Excerpts from an interface dataset:
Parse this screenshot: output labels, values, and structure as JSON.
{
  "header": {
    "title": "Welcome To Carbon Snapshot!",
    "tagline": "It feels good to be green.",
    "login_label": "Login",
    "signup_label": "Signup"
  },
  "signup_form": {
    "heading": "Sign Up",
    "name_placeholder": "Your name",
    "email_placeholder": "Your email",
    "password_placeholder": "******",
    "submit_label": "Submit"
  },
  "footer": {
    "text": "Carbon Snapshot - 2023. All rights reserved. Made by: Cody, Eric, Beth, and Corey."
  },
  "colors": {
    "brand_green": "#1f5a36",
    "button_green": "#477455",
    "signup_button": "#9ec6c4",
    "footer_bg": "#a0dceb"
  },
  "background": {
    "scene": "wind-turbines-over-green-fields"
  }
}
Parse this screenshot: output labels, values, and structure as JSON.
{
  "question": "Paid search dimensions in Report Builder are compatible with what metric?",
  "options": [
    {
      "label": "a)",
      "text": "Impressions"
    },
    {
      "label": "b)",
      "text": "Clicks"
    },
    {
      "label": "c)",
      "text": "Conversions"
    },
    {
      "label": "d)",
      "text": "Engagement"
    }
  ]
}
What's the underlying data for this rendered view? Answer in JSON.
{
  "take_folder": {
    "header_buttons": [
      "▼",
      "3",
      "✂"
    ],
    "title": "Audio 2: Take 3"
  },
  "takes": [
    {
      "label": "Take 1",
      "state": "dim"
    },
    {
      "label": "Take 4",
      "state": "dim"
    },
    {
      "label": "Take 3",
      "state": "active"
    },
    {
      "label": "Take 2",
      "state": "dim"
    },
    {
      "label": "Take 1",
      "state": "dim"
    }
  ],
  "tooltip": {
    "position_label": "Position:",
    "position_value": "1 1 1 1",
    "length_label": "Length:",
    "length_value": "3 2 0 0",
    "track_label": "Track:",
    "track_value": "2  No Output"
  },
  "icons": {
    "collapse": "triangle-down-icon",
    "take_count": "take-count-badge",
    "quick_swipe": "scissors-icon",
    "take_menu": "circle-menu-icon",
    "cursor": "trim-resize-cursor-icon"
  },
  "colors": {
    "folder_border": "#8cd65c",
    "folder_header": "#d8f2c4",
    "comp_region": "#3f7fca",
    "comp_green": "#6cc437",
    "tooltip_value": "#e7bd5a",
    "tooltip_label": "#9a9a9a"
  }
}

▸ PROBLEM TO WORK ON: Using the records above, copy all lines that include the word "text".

▸ ANSWER:
    "text": "Carbon Snapshot - 2023. All rights reserved. Made by: Cody, Eric, Beth, and Corey."
      "text": "Impressions"
      "text": "Clicks"
      "text": "Conversions"
      "text": "Engagement"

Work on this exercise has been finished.